Most people experience mood swings from time to time. Some people are in this mode than others, often due to business or personal stress. However, the mood swings that affect people with bipolar disorder are severe and can affect their ability to cope with normal, everyday life.
When a person with bipolar disorder suffers from a depressive attack, he or she can feel extremely low, and may experience feelings of helplessness. It is not uncommon that the person suffering from bipolar disorder will lose interest in normal activities and avoid spending time with friends or family. When the person’s mood shifts to a manic attack, a person with bipolar disorder can become hyperactive, impulsive, or aggressive.
Bipolar disorder often begins to develop during adolescence or the early adult years and can have a profound effect on a person’s life if left untreated. This disorder typically will disrupt all areas of life including relationships and the person’s ability to maintain employment. Bipolar conditions can be difficult to diagnose at first since the symptoms may appear to be unrelated to bizarre behavior. A person suffering from bipolar disorder may think that they are at fault for their chaotic way of handling stressful situations and the day-to-day pressures of life.
Although bipolar disorder is a long-term condition, the good news is that it can be managed effectively with medication and counseling. Often, a psychiatrist will have to work with the bipolar patient to find the correct dosage and type of prescribed medications needed to lessen the mood swings.
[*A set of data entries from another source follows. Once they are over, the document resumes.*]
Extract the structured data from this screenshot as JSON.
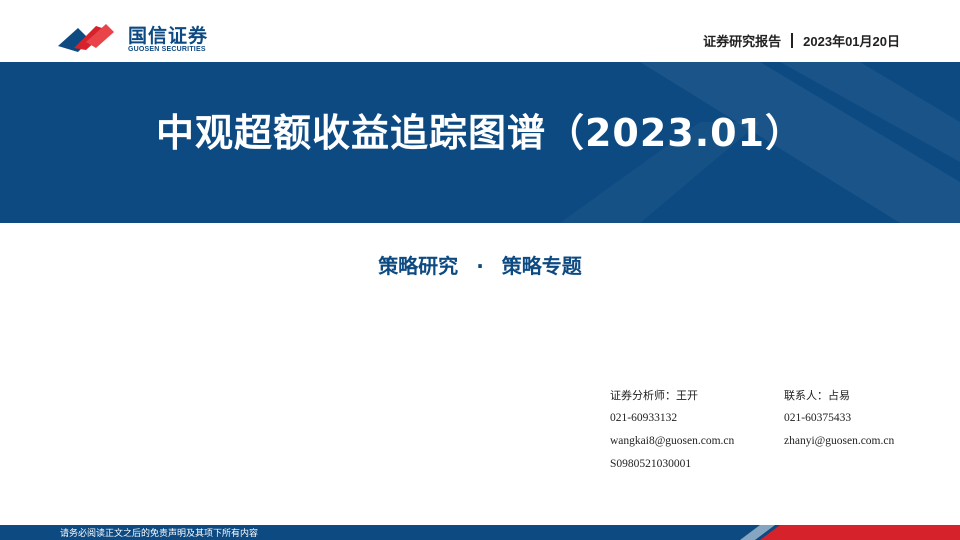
{
  "header": {
    "logo_cn": "国信证券",
    "logo_en": "GUOSEN SECURITIES",
    "report_type": "证券研究报告",
    "date": "2023年01月20日"
  },
  "title": "中观超额收益追踪图谱（2023.01）",
  "subtitle": {
    "left": "策略研究",
    "dot": "·",
    "right": "策略专题"
  },
  "analyst": {
    "label": "证券分析师：王开",
    "phone": "021-60933132",
    "email": "wangkai8@guosen.com.cn",
    "license": "S0980521030001"
  },
  "contact": {
    "label": "联系人：占易",
    "phone": "021-60375433",
    "email": "zhanyi@guosen.com.cn"
  },
  "footer": {
    "disclaimer": "请务必阅读正文之后的免责声明及其项下所有内容"
  },
  "colors": {
    "brand_blue": "#0d4a82",
    "brand_red": "#d6222a"
  }
}
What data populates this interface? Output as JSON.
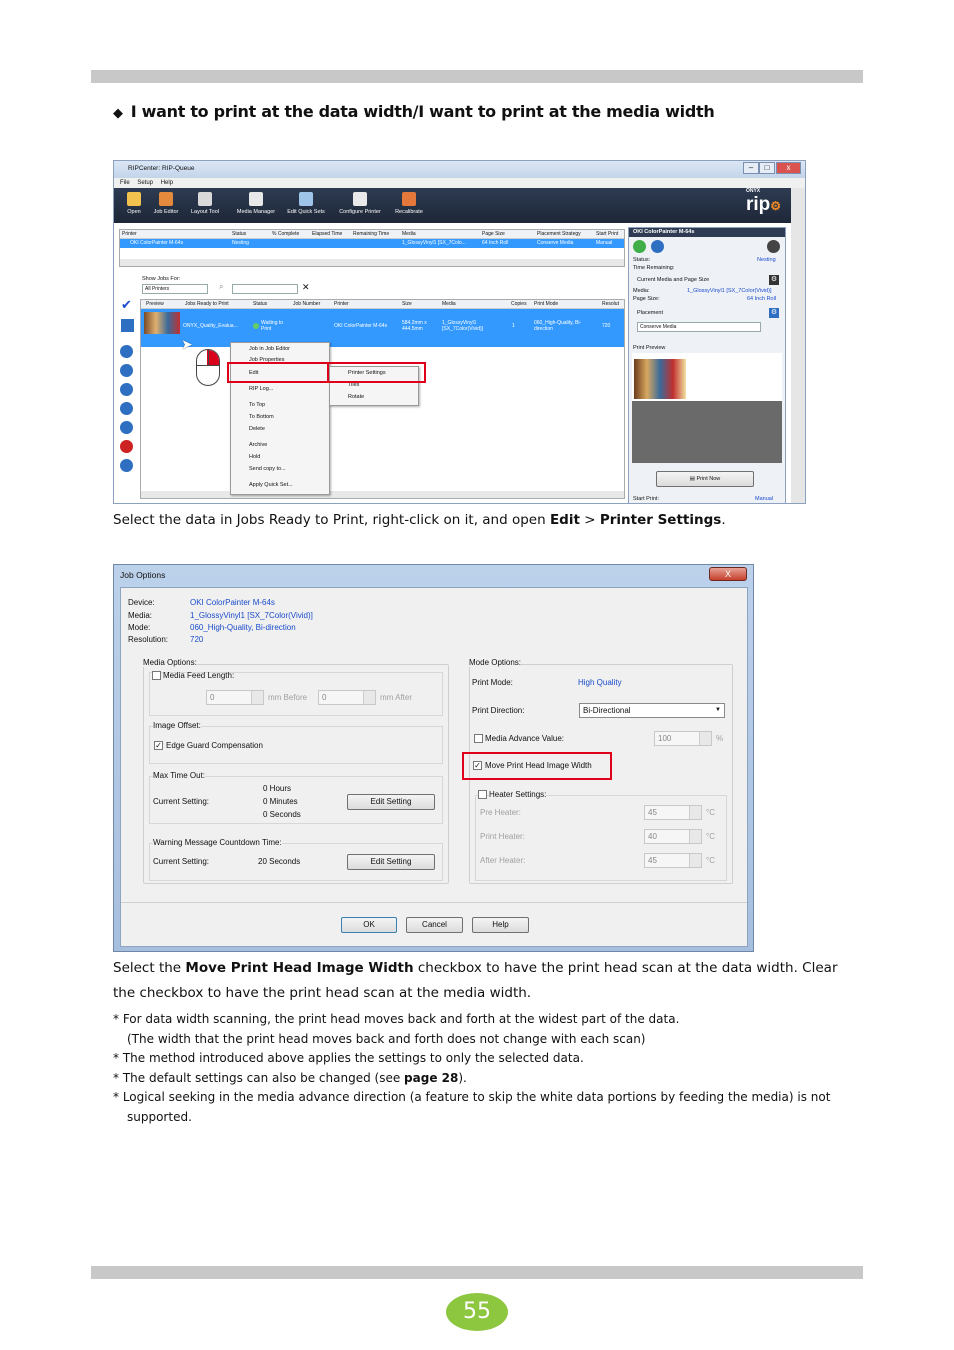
{
  "heading": "I want to print at the data width/I want to print at the media width",
  "shot1": {
    "title": "RIPCenter: RIP-Queue",
    "menus": [
      "File",
      "Setup",
      "Help"
    ],
    "tools": [
      "Open",
      "Job Editor",
      "Layout Tool",
      "Media Manager",
      "Edit Quick Sets",
      "Configure Printer",
      "Recalibrate"
    ],
    "brand": "rip",
    "brand_small": "ONYX",
    "printer_cols": [
      "Printer",
      "Status",
      "% Complete",
      "Elapsed Time",
      "Remaining Time",
      "Media",
      "Page Size",
      "Placement Strategy",
      "Start Print"
    ],
    "printer_row": [
      "OKI ColorPainter M-64s",
      "Nesting",
      "1_GlossyVinyl1 [SX_7Colo...",
      "64 Inch Roll",
      "Conserve Media",
      "Manual"
    ],
    "show_jobs_label": "Show Jobs For:",
    "show_jobs_value": "All Printers",
    "job_cols": [
      "Preview",
      "Jobs Ready to Print",
      "Status",
      "Job Number",
      "Printer",
      "Size",
      "Media",
      "Copies",
      "Print Mode",
      "Resolut"
    ],
    "job_row": [
      "ONYX_Quality_Evalua...",
      "Waiting to Print",
      "OKI ColorPainter M-64s",
      "584.2mm x 444.5mm",
      "1_GlossyVinyl1 [SX_7Color(Vivid)]",
      "1",
      "060_High-Quality, Bi-direction",
      "720"
    ],
    "context_menu": [
      "Job in Job Editor",
      "Job Properties",
      "Edit",
      "RIP Log...",
      "To Top",
      "To Bottom",
      "Delete",
      "Archive",
      "Hold",
      "Send copy to...",
      "Apply Quick Set..."
    ],
    "submenu": [
      "Printer Settings",
      "Tiles",
      "Rotate"
    ],
    "side": {
      "printer": "OKI ColorPainter M-64s",
      "status_label": "Status:",
      "status_value": "Nesting",
      "time_label": "Time Remaining:",
      "cur_media_label": "Current Media and Page Size",
      "media_label": "Media:",
      "media_value": "1_GlossyVinyl1 [SX_7Color(Vivid)]",
      "page_label": "Page Size:",
      "page_value": "64 Inch Roll",
      "placement_label": "Placement",
      "placement_value": "Conserve Media",
      "preview_label": "Print Preview",
      "print_now": "Print Now",
      "start_label": "Start Print:",
      "start_value": "Manual"
    }
  },
  "caption1": {
    "pre": "Select the data in Jobs Ready to Print, right-click on it, and open ",
    "b1": "Edit",
    "mid": " > ",
    "b2": "Printer Settings",
    "post": "."
  },
  "shot2": {
    "title": "Job Options",
    "close": "X",
    "device_label": "Device:",
    "device": "OKI ColorPainter M-64s",
    "media_label": "Media:",
    "media": "1_GlossyVinyl1 [SX_7Color(Vivid)]",
    "mode_label": "Mode:",
    "mode": "060_High-Quality, Bi-direction",
    "res_label": "Resolution:",
    "res": "720",
    "media_options": "Media Options:",
    "feed_length": "Media Feed Length:",
    "before_val": "0",
    "before_unit": "mm Before",
    "after_val": "0",
    "after_unit": "mm After",
    "image_offset": "Image Offset:",
    "edge_guard": "Edge Guard Compensation",
    "max_time": "Max Time Out:",
    "current_setting": "Current Setting:",
    "hours": "0  Hours",
    "minutes": "0  Minutes",
    "seconds": "0  Seconds",
    "edit_setting": "Edit Setting",
    "warning": "Warning Message Countdown Time:",
    "countdown": "20  Seconds",
    "mode_options": "Mode Options:",
    "print_mode_label": "Print Mode:",
    "print_mode": "High Quality",
    "print_dir_label": "Print Direction:",
    "print_dir": "Bi-Directional",
    "advance": "Media Advance Value:",
    "advance_val": "100",
    "pct": "%",
    "move_head": "Move Print Head Image Width",
    "heater": "Heater Settings:",
    "pre_heater": "Pre Heater:",
    "print_heater": "Print Heater:",
    "after_heater": "After Heater:",
    "pre_val": "45",
    "print_val": "40",
    "after_heater_val": "45",
    "deg": "°C",
    "ok": "OK",
    "cancel": "Cancel",
    "help": "Help"
  },
  "caption2": {
    "pre": "Select the ",
    "b": "Move Print Head Image Width",
    "post": " checkbox to have the print head scan at the data width. Clear the checkbox to have the print head scan at the media width."
  },
  "notes": {
    "n1a": "*  For data width scanning, the print head moves back and forth at the widest part of the data.",
    "n1b": "(The width that the print head moves back and forth does not change with each scan)",
    "n2": "*  The method introduced above applies the settings to only the selected data.",
    "n3_pre": "*  The default settings can also be changed (see ",
    "n3_b": "page 28",
    "n3_post": ").",
    "n4": "*  Logical seeking in the media advance direction (a feature to skip the white data portions by feeding the media) is not supported."
  },
  "page_number": "55"
}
What causes bipolar disorder?
The cause of bipolar disorder is unknown. Researchers have found that a number of common factors could contribute to the onset of the condition. These factors include:
Genetics: You are more likely to suffer from bipolar disorder if a close relative, such as a parent or sibling, also has the condition.
Hormonal imbalance: Bipolar disorder may be caused by a hormonal imbalance.
Brain chemicals: People with bipolar disorder may be prone to a chemical imbalance that affects the functioning of the brain.
Stress or trauma: A stressful or traumatic event in a person’s life could be a trigger for onset of bipolar disorder.
Mental health conditions: Certain mental health conditions may increase the risk of developing bipolar disorder, for example, attention deficit hyperactivity disorder (ADHD), post-traumatic stress disorder (PTSD), anxiety disorder and agoraphobia/social phobia.
Health conditions: Studies have shown that people who suffer from heart or thyroid disorders may have a predisposition for developing bipolar disorder. It is also more likely to occur in people who are obese.
Substance abuse and addiction: Bipolar disorder is more common in people who are addicted to alcohol or drugs. Sufferers may have turned to drugs or alcohol as a way of coping with their symptoms but, the truth is that alcohol and drugs can worsen the symptoms of bipolar disorder.
What are the symptoms of bipolar disorder?
People with bipolar disorder experience heightened states of emotion known as “mood episodes”. Mood episodes are felt intensely and alternate between distinct periods of depression and periods of overexcitement or hyperactivity. Mood episodes can seriously affect the overall quality of the sufferer’s life.
Symptoms of bipolar disorder are never the same for any two people. The conditioned is experienced differently in each individual. Symptoms can be divided into two categories – behavioral symptoms and mood symptoms.
During a depressive mood episode a person with bipolar disorder may experience some or all of the following symptoms:
- depression, feeling low and useless
- excessive tiredness, inability to complete even the easiest of his or her routine or everyday tasks
- dramatic loss of appetite or increase in appetite
- poor concentration levels, inability to remember things or make decisions
- restlessness and irritability
- anxiety and worry
- feelings of hopelessness
- loss of interest in activities
- loss of interest in socializing
- suicidal thoughts
During a manic mood episode a person with bipolar disorder may experience some or all of the following symptoms:
- periods of hyperactivity and restlessness
- easily distracted, mind racing
- being more talkative than usual
- insomnia or sleep disturbances
- making impulsive decisions that may not, on reflection, be wise
- becoming involved in high risk behavior i.e. gambling, promiscuity
- taking on or beginning lots of new projects
- feeling high, wired or over-excited for prolonged periods of time
- more outgoing than usual
- easily agitated
- more aggressive than usual
What is the recommended treatment for bipolar disorder?
Although there is, as yet, no cure for bipolar disorder, the condition can be managed successfully with a combination of medication and counseling therapy.
Medications that may be prescribed for bipolar disorder by a medical doctor include anti-depressants, antipsychotic medications, anti-anxiety medications and other mood- stabilizing formulas.
Counseling therapies that can help people with bipolar disorder include psychotherapy, cognitive behavioral therapy, family therapy and group therapy. Often, medications help “level out” the peaks and valleys for the bipolar sufferer, and therapy assists in helping the person cope with handling routine, daily tasks and interacting with family or peers.